The Weyburn Arts Council has opened a contest for a design for a public mural to be installed on a downtown building, as shown in the above photos.
Curator Regan Lanning made the announcement on Thursday evening at the Allie Griffin Art Gallery, as she unveiled the plans to have people paint the mural during the Weyburn Car Show’s annual show-and-shine in June.
The mural will go up on the north wall of Kat and Fuel’s shop on Second Street, facing the lot where the outdoor skating rink is currently located. The sign that is up for the Open Air Market will be taken down as they are no longer using that lot for their weekly market.
The contest for the mural design is open to all Weyburn and area residents, with a deadline of Tuesday, March 31. The winning artist or artists will be notified by April 9 and will be publicly announced on April 17.
The plan is for Weyburn Arts Council members to outline the mural on June 11-12, and to have available for people to paint on during the car show, and the public unveiling will take place on Canada Day, July 1.
The design “must be culturally appropriate and tied to Weyburn in some way. We’d like an original concept, and we’d like for it to be attractive,” said Lanning, adding with a laugh, “No wings!”
The winning designer or designers will win a $1,000 cash prize.
The arts council is also asking that artists consider the ability to recreate a design as a large mural that will be segmented into a sort of paint-by-number set up so anyone of any age or ability can step up and paint a square. The paints will be premixed and labeled to make it as simple as possible for anyone to take part in the project.
City works employees will have the panels up on the wall of the building in time for the car show, said Lanning.
Asked how local businesses could be involved, she said they could contribute materials, donate towards the paints, or come out on the day of the event as a group and do some squares of the mural.

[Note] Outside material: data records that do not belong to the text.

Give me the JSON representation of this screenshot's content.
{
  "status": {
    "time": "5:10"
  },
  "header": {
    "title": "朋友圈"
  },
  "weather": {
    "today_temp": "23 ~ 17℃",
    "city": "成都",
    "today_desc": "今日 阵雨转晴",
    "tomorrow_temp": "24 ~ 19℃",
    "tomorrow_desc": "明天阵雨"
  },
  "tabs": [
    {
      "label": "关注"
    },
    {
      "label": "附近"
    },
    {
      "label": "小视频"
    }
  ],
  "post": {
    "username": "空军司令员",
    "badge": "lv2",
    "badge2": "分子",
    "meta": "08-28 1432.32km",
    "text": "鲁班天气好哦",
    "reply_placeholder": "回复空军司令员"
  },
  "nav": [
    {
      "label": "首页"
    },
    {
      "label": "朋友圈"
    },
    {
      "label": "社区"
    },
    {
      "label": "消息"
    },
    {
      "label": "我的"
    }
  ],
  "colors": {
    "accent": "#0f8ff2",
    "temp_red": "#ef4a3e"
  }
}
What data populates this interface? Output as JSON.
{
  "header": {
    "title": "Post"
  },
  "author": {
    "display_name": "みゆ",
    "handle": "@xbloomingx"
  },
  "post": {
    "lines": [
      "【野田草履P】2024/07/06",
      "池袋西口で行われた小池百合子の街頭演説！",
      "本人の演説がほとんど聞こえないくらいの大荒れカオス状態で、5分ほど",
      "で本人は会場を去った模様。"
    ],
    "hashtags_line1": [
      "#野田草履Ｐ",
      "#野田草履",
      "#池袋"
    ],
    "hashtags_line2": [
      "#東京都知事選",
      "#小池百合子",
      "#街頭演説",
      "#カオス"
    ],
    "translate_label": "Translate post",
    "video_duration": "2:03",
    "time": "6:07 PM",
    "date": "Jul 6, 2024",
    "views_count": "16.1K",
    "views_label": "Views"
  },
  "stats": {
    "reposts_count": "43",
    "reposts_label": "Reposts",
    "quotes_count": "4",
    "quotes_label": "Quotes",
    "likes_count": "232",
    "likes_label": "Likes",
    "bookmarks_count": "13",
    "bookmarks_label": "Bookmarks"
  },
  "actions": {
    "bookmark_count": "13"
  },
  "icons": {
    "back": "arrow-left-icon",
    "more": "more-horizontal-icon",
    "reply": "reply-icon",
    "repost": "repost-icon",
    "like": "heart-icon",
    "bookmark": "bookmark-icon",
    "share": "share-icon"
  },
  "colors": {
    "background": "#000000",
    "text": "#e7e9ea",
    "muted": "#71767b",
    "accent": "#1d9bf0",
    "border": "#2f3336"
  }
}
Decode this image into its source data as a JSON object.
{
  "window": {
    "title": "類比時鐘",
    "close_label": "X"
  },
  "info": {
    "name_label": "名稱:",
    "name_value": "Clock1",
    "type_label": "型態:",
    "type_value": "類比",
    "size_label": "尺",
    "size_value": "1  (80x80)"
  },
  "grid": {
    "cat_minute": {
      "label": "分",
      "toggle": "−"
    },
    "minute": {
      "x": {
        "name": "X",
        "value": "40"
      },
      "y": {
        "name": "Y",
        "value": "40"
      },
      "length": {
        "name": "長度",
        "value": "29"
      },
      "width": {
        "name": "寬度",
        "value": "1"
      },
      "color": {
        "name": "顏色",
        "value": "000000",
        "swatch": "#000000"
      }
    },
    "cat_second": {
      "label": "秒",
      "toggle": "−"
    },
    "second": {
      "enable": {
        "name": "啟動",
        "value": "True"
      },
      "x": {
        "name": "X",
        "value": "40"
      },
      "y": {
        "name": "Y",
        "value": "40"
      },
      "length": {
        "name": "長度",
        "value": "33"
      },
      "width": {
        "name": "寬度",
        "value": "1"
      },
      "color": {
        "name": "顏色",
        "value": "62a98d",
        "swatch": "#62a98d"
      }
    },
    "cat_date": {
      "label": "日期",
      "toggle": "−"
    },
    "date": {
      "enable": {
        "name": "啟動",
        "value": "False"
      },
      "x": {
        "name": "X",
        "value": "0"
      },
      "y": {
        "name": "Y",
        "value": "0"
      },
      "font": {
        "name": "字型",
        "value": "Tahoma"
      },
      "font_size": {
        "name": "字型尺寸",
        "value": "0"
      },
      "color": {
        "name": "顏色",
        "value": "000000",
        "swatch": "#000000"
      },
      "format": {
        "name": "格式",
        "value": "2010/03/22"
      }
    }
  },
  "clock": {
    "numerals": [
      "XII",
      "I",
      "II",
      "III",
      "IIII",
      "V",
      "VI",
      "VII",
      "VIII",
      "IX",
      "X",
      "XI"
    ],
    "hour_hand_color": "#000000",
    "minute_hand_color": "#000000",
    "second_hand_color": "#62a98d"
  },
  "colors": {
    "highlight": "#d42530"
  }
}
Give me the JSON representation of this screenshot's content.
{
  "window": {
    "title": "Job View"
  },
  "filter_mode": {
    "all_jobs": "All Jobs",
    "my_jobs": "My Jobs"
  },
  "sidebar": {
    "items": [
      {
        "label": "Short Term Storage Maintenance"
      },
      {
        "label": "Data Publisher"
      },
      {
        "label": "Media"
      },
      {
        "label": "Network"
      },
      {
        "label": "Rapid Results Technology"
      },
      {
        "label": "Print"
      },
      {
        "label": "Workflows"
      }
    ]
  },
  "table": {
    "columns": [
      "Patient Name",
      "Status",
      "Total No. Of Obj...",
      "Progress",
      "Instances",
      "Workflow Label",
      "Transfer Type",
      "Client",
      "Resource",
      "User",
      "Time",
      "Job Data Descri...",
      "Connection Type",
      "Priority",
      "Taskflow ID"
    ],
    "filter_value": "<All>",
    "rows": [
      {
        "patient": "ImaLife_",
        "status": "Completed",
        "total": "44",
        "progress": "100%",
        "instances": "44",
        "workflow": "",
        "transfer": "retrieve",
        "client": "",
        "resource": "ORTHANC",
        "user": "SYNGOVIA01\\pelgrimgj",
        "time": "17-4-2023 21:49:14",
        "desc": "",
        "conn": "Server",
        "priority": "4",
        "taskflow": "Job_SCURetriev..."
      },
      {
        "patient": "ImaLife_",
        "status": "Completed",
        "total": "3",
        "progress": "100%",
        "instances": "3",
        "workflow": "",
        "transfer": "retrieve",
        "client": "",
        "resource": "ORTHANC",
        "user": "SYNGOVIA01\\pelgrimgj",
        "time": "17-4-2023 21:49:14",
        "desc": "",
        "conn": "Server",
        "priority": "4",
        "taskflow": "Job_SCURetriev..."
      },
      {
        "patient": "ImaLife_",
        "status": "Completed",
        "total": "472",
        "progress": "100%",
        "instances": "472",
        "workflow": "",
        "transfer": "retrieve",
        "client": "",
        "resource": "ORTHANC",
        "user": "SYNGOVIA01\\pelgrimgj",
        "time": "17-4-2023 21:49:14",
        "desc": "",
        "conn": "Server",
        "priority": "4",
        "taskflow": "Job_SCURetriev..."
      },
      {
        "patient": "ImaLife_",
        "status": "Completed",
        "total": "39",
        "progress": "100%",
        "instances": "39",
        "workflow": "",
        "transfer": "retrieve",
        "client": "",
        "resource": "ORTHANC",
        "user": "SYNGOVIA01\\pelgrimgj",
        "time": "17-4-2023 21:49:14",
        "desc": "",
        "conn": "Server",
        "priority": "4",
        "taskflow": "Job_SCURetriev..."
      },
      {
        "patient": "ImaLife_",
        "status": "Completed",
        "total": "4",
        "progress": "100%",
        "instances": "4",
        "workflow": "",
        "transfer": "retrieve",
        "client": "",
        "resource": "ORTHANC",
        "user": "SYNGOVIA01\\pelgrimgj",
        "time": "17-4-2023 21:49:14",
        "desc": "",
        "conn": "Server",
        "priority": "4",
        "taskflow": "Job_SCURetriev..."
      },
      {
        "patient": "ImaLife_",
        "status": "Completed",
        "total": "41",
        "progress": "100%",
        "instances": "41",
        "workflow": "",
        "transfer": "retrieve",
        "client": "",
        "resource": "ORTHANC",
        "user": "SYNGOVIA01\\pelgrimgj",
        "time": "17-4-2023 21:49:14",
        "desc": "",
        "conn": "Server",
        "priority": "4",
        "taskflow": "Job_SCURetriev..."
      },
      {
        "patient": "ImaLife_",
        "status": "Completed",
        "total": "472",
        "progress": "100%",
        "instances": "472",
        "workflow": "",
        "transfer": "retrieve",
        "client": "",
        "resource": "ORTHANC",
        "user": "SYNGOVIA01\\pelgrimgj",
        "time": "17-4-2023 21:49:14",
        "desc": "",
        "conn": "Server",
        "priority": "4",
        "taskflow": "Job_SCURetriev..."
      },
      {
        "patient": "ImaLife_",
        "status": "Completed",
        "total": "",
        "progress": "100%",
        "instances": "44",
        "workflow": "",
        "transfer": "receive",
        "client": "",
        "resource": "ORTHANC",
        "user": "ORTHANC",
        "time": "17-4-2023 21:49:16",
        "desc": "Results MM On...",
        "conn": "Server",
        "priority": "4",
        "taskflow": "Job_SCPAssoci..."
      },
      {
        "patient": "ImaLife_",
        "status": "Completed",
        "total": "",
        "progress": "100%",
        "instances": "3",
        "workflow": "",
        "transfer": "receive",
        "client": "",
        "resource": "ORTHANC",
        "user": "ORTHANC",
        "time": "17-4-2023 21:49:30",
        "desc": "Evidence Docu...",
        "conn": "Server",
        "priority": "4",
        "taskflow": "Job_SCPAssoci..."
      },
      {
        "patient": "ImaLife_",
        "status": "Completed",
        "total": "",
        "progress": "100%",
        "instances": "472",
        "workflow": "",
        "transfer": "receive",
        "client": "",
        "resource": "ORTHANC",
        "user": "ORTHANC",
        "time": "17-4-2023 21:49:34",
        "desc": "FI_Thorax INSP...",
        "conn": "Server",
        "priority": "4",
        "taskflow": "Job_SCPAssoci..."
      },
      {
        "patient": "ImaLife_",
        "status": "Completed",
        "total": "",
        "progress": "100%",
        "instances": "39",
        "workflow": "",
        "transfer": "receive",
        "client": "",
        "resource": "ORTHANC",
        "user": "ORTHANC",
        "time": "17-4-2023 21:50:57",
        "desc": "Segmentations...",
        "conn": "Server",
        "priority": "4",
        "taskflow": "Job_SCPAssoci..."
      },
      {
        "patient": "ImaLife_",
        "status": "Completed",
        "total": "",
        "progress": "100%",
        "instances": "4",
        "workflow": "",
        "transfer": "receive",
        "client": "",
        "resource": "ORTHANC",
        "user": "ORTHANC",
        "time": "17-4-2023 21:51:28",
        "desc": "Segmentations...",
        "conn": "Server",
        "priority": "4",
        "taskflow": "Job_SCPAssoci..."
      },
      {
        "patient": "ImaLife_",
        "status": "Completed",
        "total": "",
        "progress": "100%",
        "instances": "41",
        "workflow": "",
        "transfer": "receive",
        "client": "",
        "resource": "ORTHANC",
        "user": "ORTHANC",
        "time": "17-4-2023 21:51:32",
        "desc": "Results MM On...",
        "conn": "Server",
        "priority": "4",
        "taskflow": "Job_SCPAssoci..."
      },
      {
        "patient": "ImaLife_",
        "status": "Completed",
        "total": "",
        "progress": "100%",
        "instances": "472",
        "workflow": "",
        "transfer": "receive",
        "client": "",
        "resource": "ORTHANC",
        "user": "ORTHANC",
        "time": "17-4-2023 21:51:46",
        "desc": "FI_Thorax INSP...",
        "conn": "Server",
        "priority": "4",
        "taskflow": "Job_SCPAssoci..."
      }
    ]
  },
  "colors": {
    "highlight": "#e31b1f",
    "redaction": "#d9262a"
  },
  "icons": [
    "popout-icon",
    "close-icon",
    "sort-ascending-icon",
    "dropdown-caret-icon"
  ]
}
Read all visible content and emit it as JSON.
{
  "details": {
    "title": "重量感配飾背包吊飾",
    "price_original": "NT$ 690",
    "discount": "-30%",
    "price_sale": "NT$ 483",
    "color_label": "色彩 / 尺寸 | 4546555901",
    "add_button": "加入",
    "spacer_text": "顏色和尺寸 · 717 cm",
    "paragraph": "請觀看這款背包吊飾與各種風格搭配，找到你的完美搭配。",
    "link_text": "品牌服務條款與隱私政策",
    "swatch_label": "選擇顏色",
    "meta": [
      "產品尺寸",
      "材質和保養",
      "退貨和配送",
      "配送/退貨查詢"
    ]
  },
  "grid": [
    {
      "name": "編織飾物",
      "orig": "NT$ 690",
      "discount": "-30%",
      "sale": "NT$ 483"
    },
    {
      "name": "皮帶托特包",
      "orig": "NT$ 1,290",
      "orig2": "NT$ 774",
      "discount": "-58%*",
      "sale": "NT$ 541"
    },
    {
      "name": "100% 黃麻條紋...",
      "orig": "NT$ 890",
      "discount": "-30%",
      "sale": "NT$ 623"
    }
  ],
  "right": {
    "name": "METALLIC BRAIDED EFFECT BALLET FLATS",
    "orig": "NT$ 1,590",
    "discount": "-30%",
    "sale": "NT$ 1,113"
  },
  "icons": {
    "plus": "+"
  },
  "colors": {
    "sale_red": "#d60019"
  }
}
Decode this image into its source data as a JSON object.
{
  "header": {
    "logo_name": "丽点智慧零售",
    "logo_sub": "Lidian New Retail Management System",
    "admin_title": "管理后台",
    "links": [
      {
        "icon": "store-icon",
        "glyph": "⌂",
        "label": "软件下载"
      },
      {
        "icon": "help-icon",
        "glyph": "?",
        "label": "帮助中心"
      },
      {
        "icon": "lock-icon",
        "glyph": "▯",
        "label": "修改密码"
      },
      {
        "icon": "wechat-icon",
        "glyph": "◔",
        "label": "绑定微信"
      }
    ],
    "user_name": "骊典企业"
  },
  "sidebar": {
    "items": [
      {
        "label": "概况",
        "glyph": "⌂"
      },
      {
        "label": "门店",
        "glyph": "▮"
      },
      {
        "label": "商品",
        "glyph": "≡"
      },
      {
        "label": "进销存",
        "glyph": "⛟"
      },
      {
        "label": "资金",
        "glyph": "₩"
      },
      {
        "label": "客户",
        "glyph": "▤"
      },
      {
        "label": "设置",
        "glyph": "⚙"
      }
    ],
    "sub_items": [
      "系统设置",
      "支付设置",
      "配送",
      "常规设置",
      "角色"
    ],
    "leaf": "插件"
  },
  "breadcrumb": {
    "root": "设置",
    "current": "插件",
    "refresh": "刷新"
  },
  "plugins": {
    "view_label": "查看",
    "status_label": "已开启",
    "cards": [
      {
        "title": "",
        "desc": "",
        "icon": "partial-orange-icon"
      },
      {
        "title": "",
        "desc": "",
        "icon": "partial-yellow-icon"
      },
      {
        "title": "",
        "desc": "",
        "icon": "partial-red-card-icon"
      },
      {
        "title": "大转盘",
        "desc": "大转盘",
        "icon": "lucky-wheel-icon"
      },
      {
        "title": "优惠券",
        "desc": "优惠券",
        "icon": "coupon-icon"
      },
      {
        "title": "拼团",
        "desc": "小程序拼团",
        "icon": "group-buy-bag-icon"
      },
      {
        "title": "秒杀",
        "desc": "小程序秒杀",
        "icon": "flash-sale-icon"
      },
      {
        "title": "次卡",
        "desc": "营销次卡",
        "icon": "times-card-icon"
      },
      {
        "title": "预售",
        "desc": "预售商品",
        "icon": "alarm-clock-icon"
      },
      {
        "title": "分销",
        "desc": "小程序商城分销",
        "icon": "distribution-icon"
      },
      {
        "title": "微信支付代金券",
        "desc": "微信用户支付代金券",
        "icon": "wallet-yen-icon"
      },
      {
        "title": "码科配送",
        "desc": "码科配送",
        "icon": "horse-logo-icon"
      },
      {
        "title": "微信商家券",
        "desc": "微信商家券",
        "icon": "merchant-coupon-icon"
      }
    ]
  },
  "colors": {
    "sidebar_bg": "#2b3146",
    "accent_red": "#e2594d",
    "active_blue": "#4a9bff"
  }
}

“Any partnerships would be welcomed and appreciated,” she added, noting each panel will measure about four feet by eight feet.
After the squares are all painted, the City has provided a space where the arts council members can spread the pieces out and put a sealing coat on them, said Lanning, adding she expects there will be a need for volunteer artists to finish off all of the mural squares.
They will use a high-quality fluid paint that is designed for long-term exterior use, she explained. “It’s expensive, but I feel it’s worth it in the long run.”
Showing examples of large-scale murals from urban settings, Lanning said of the design, “We’d love the mural to be about Weyburn in some way, but I don’t want people to be limited to wheat fields or oil derricks at sunset. It should be high-impact, modern and graphic in nature.”
Murals painted today “are not like they used to. They’re very vibrant, eye-catching, and there’s nothing restful about them. Weyburn is dynamic, and that should be reflected on our streets and in our art.”
A design could combine the use of a word or words with images of people or scenes, she noted, adding the suggestion, “I’d love for a 13-year-old to enter the contest, and show what the future is going to look like in Weyburn.”
The concept to do a large public mural has been talked about by the arts council members for a long time, and it was mentioned at the recent forum on the arts that Lanning hosted at Signal Hill.
There are a number of other buildings around the downtown area she would like to see murals done, but first the arts council will see how this project goes and what level of participation and quality of designs are submitted.